Ruby: a novel by Cynthia Bond. I just don’t even know where to start in describing this book. The story is wound around Ruby, a black girl from East Texas who could pass for white, who grows up “in a white lady’s house” and then moves to New York as soon as she can only to come back to Texas when her cousin dies. But, her hometown in East Texas has gone on like nothing has changed  while Ruby has been gone. And, when Ruby gets back, she starts the acting crazy just like her mother did. But, is she crazy or is it the gris gris from all those years ago? The story is told in bits and pieces, fits and starts, but it eventually pulls itself together into a coherent whole. It’s about black and white, North and South, mental illness and magic, power and seduction. And it’s worth reading. A

Orange is the New Black by Piper Kerwin. (audio) OK, everyone on the planet practically has seen at least part of the HBO series “Orange is the New Black”. I eventually watched part of one episode, but I decided that I really didn’t want to watch such graphic sex, so I gave up on it. But, from the little I watched, I could see it didn’t have that much resemblance to the book I read. This memoir of a young woman who committed a drug crime, got caught, and then had to wait 10 years to serve a 15 month (I think) sentence in a federal detention facility is well-written and very  thoughtful. What stood out to me were the scenes that humanized the women in the federal penal system. It’s so easy to think of them just “getting what they deserve” (and often they are), but they are also people who are trying to live life however they can behind bars. I was also very impressed by her observations about the effectiveness of our justice system. Many of those behind bars are apparently there because of minimum sentencing laws when more thoughtful sentencing might produce more restorative justice. In any case, it’s a good book that I highly recommend. A+

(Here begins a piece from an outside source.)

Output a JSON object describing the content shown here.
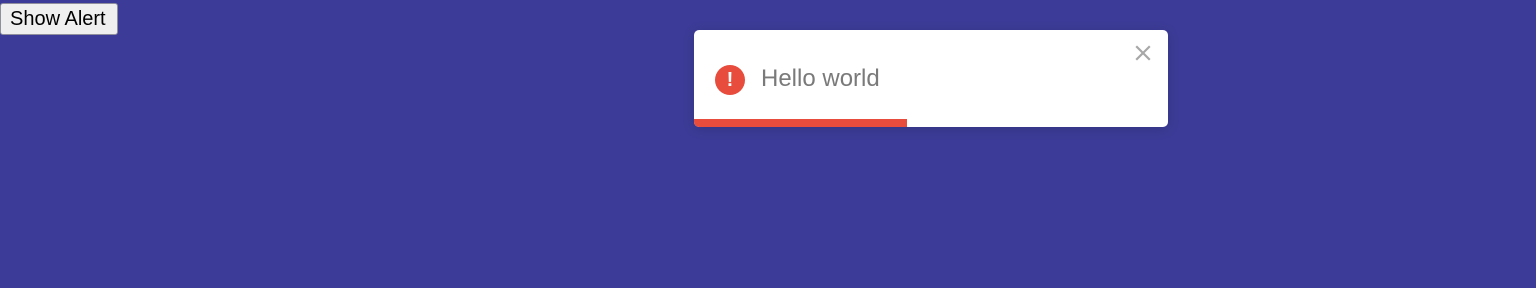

The Burgess Boys by Elizabeth Strout (audio) I had no idea what to expect from this book, but I found it worth listening to. This is a story about two brothers and a sister and the sister’s son. The sister’s son gets into some trouble when he throws a pig’s head into a local mosque which is complicated by the fact that the Muslims in town are almost all refugees from Somalia which makes the townspeople very nervous anyway. The brothers, both lawyers, come from New York, back to their hometown in Maine to help. From there, things get more complicated and all the family dysfunction starts to show.  By the end, things may not be rosy, but wounds are starting to heal. A

So, what have you been reading or listening to recently?